[Source material]
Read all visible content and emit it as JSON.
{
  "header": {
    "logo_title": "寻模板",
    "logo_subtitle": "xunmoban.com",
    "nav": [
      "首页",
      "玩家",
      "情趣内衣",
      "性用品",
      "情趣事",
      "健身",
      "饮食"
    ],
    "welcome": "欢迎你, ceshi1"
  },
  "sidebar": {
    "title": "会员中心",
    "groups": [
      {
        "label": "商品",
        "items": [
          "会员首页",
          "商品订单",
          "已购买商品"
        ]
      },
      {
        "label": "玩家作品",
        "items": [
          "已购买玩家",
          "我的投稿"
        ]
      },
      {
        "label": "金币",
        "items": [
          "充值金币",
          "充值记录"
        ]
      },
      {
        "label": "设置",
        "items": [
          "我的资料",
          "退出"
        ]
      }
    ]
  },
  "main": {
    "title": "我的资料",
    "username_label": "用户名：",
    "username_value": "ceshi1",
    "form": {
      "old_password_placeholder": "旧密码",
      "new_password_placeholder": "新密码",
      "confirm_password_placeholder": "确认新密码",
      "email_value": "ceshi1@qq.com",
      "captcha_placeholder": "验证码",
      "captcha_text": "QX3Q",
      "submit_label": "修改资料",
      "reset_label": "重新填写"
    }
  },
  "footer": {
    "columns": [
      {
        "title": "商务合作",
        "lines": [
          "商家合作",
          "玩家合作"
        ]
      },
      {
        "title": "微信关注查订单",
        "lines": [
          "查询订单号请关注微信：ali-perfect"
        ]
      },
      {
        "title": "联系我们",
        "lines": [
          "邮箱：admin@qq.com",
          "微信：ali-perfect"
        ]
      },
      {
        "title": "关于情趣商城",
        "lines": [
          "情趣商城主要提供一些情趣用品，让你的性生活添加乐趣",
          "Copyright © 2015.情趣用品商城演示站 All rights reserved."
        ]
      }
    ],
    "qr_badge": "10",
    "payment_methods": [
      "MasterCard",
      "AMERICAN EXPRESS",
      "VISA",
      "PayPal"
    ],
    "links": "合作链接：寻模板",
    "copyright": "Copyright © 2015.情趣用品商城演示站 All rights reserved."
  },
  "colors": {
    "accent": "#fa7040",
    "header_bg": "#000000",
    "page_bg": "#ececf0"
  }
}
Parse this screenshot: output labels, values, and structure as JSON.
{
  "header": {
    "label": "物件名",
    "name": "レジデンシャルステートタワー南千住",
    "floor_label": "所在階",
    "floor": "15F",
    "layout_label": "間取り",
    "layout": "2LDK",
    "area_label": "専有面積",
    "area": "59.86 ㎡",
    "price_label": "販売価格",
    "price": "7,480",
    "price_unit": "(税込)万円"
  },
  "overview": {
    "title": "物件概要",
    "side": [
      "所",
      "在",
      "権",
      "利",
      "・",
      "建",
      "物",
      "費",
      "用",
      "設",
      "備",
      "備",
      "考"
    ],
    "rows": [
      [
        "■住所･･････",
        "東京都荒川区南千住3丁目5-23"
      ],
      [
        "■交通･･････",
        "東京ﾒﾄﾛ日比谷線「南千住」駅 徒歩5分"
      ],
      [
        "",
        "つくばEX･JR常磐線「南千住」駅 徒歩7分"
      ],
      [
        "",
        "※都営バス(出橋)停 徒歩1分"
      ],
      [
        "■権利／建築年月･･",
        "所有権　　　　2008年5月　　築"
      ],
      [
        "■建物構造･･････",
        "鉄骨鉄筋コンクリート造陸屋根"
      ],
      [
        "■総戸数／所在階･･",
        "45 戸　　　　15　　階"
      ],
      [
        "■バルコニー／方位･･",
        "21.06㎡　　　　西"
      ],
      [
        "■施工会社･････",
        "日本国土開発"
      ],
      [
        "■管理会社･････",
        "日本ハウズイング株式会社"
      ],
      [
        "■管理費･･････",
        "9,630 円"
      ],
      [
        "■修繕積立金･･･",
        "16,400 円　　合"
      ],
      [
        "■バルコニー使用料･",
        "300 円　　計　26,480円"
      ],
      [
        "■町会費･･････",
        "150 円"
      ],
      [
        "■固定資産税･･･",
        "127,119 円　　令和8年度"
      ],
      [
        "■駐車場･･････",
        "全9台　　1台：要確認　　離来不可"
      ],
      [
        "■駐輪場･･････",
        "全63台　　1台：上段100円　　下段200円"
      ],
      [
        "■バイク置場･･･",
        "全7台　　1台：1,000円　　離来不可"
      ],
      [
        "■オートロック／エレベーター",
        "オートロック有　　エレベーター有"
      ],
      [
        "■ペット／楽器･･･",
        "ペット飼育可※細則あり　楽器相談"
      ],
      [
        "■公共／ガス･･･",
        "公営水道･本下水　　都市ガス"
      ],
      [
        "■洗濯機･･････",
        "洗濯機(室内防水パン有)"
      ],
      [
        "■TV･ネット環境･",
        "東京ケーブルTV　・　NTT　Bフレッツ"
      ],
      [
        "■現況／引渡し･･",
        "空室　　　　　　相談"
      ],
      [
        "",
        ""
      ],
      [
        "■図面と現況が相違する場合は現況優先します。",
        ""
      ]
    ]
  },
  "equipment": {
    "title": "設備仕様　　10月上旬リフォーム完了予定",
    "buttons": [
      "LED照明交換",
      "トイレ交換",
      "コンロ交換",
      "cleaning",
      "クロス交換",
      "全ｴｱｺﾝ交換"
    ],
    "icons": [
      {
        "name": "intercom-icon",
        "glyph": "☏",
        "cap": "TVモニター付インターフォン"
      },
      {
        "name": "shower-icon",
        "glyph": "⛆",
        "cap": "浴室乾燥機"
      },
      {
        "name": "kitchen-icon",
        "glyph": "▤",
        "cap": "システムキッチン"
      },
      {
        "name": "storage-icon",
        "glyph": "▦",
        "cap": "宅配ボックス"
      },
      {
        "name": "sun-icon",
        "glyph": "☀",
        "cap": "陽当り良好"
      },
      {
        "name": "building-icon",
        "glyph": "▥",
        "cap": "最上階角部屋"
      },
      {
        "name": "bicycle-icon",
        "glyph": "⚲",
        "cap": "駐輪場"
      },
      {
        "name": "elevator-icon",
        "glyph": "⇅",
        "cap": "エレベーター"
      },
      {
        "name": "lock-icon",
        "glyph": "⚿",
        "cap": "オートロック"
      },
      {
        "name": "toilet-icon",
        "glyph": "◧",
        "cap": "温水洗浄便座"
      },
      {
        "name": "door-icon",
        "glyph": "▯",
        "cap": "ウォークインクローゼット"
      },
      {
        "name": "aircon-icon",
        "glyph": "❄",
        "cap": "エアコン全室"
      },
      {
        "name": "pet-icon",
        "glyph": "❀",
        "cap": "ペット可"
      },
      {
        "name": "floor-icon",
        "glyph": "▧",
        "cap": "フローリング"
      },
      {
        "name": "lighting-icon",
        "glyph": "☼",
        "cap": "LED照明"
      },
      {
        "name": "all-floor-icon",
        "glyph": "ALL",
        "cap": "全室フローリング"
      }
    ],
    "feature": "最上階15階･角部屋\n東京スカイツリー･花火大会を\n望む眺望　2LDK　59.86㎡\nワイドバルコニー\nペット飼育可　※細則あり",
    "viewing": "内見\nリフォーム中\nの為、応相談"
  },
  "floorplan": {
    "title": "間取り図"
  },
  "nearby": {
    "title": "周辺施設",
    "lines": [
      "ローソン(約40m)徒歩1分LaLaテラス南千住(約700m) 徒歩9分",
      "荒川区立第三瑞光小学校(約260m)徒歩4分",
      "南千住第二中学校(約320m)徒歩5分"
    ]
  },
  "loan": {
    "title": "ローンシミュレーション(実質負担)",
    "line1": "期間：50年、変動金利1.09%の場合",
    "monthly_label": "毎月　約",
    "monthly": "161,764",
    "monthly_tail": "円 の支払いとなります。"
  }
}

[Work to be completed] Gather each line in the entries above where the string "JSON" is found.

[Solution]
Read all visible content and emit it as JSON.
Parse this screenshot: output labels, values, and structure as JSON.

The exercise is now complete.